Kate Kindrick is a somewhat advanced child. She reads at the third grade level, has artistic potential and an active, playful imagination. She also has one power that sets her apart from her peers: she can see people’s hearts and read their emotions.
Kate’s doll, Etta Ebella, is a real angel resident in a doll body that guides young Kate through the difficulties that arise from her sixth birthday party. Though surrounded by the love of her parents, grandparents and, especially, her uncle, Terrence Ted, Kate must deal with her troubled cousin, Marilla Marzy and her diabolical Uncle Vaynem.
The crux of the story takes place while Kate’s parents are out of town and she must stay at her cousin’s house. A simple Sunday church service with her cousin’s family turns toxic. Kate’s ability to read hearts, along with Etta Ebella’s assistance, helps Kate navigate these dangers to herself and to her family.
THE GIRL WHO COULD READ HEARTS is a well-written story with an engaging plot. The multiple story lines involving Kate, her cousin and her two uncles all flow effortlessly together to create a satisfying, yet obvious conclusion. The book does fall short on character development. Kate has moments that seem to be plucked directly from the mind of the child she is, such as her hearing the phrase “trash chute”, which she interprets as “trash shoot” and wonders why someone would do that to the sheets.
At other times, Kate’s reasoning seems to be far beyond her years. Likewise, her parents and Uncle Terrence Ted seem too virtuous, while her Uncle Vaynem is driven by an evil streak that almost defies understanding. Vaynem’s demise seems rushed in the conclusion and could use additional shaping. Etta Ebella, on the other hand, is effectively used in the deus ex machina and foreshadowing throughout the book.
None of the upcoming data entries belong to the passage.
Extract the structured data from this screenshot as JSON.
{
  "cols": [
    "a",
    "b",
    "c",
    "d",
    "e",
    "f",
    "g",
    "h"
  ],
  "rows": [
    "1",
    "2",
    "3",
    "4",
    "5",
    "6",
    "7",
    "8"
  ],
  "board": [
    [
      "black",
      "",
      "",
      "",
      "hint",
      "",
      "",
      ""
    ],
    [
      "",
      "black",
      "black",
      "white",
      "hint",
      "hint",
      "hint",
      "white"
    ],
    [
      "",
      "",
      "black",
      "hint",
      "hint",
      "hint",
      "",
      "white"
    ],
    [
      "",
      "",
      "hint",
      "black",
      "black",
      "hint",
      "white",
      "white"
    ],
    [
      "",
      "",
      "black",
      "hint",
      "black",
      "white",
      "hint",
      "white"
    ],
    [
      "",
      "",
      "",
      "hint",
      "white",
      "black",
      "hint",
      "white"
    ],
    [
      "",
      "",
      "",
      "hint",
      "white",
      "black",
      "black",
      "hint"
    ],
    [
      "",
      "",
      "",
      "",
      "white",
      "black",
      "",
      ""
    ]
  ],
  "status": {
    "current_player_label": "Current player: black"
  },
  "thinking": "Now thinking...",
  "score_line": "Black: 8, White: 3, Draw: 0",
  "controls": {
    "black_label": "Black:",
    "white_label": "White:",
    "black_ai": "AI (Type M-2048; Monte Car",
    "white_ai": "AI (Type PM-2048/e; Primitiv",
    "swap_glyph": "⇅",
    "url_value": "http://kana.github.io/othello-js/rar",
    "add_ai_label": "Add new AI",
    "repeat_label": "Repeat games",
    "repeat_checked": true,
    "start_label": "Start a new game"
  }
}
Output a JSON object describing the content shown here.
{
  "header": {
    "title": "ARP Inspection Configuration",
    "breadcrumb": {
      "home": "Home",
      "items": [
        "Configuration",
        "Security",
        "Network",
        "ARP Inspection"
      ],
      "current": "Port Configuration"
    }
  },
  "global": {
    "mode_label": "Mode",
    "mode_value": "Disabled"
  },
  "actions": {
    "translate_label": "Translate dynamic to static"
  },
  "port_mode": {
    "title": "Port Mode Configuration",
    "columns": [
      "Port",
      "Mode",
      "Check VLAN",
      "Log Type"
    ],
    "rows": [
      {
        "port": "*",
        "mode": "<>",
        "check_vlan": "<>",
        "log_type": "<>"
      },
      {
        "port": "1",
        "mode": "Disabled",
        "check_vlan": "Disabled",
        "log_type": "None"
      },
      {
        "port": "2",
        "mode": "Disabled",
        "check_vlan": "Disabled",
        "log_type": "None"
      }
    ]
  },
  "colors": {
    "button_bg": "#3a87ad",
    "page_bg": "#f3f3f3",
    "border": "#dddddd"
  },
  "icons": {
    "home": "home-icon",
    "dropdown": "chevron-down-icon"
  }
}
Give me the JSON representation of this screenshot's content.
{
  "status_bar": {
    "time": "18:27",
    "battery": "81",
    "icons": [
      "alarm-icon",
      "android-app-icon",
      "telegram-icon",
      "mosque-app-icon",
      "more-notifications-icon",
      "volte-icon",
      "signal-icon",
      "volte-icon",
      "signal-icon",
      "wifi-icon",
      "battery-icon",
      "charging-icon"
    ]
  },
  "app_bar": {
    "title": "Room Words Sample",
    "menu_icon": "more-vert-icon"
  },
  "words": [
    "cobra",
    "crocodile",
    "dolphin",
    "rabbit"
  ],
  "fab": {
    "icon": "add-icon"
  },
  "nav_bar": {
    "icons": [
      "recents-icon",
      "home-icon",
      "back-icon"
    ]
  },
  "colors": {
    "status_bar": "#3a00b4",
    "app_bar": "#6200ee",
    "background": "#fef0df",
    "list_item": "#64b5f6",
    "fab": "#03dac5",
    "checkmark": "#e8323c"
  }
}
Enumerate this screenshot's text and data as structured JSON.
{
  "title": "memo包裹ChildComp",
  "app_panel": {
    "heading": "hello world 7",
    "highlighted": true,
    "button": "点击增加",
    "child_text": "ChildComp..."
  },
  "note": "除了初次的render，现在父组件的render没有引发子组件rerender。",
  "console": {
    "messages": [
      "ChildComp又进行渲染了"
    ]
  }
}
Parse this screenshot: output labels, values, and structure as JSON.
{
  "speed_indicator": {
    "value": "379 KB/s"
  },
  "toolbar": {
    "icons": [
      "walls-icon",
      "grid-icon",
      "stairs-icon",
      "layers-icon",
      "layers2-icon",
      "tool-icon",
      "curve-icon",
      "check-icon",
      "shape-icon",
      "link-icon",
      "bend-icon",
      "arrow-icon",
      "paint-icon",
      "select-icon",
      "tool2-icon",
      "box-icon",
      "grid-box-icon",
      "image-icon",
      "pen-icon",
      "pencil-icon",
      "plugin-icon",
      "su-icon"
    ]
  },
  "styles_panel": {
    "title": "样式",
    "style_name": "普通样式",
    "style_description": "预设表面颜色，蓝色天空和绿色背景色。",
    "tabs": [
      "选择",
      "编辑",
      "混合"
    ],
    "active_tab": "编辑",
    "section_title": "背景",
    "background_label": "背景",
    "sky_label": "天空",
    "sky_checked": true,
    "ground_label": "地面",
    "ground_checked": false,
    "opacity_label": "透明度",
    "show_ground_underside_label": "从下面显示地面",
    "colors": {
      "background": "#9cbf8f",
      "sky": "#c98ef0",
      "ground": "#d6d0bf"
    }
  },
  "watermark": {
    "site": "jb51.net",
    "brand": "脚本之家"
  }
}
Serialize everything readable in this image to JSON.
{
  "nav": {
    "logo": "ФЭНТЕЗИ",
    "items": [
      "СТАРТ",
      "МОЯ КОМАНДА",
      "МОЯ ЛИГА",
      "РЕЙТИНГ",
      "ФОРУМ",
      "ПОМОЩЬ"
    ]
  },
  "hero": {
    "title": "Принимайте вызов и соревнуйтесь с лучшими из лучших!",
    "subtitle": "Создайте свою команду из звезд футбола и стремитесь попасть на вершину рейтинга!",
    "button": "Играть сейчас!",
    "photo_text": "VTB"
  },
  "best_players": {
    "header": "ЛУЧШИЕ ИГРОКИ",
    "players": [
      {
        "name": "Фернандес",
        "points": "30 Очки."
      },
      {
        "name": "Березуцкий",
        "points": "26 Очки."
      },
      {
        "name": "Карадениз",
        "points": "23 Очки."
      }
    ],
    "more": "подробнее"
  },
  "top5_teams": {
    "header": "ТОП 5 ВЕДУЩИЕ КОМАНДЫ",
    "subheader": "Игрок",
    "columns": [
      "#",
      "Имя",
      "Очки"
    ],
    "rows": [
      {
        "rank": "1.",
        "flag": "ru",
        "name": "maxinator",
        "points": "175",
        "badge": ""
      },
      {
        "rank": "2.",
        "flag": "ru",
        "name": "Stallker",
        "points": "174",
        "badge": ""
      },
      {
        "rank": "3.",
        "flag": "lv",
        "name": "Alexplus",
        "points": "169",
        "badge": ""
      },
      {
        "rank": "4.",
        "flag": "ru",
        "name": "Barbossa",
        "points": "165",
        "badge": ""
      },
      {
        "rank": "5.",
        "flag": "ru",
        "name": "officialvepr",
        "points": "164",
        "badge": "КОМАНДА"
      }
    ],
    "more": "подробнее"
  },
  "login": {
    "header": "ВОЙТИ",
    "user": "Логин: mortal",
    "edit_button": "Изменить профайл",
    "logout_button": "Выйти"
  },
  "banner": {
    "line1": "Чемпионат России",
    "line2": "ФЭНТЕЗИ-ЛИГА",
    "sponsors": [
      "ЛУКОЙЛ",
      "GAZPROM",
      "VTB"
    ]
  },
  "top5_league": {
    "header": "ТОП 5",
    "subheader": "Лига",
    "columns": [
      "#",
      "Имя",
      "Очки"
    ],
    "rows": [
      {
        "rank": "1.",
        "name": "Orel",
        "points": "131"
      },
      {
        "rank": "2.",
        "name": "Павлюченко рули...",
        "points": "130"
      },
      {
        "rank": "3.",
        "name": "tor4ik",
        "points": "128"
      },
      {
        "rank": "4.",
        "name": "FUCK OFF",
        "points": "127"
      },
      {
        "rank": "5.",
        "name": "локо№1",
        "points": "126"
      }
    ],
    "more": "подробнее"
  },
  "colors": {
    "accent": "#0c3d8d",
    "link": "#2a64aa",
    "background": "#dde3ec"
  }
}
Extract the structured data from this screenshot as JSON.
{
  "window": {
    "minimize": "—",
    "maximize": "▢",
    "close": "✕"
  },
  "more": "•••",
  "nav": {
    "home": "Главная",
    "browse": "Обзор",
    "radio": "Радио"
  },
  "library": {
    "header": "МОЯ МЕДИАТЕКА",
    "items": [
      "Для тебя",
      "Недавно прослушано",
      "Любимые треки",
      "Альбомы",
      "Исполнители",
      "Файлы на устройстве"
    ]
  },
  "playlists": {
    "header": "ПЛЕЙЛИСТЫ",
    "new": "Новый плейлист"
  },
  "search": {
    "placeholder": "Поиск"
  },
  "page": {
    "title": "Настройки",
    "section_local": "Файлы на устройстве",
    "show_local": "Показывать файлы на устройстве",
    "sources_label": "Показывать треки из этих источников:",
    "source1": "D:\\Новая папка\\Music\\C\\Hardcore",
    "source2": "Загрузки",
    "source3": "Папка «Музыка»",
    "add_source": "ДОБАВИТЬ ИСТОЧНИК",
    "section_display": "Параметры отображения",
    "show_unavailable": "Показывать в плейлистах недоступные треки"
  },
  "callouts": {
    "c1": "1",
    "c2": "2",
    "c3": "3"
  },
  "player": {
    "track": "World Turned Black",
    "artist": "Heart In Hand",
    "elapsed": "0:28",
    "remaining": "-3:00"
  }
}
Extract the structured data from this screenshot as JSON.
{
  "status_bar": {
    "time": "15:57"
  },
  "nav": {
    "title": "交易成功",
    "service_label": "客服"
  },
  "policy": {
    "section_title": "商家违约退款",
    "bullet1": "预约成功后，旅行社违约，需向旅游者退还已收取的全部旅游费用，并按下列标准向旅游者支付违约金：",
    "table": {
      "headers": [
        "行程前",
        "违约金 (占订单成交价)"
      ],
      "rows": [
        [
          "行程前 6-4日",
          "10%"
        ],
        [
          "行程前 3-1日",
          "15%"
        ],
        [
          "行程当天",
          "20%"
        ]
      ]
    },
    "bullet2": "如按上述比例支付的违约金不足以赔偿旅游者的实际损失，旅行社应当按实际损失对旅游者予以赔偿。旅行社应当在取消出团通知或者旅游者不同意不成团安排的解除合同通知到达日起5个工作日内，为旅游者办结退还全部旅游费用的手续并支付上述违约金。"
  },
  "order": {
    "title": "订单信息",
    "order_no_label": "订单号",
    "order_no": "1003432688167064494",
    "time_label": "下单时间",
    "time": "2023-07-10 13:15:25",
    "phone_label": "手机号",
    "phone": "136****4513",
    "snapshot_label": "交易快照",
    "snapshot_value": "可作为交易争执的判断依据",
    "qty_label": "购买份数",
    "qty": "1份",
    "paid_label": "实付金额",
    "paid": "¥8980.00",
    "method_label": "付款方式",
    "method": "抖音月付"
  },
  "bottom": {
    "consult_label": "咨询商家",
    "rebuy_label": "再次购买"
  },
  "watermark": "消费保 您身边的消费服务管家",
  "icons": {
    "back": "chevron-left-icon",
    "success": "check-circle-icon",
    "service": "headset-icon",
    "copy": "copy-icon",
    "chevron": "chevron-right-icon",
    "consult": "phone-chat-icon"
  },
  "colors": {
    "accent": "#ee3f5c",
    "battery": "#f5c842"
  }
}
THE GIRL WHO COULD READ HEARTS is a sweetly optimistic story about a loving family and their response, both physical and spiritual, to the calamities they face. It is an engaging story even for those who would not normally read a book of this type.
~Ed Bennett for IndieReader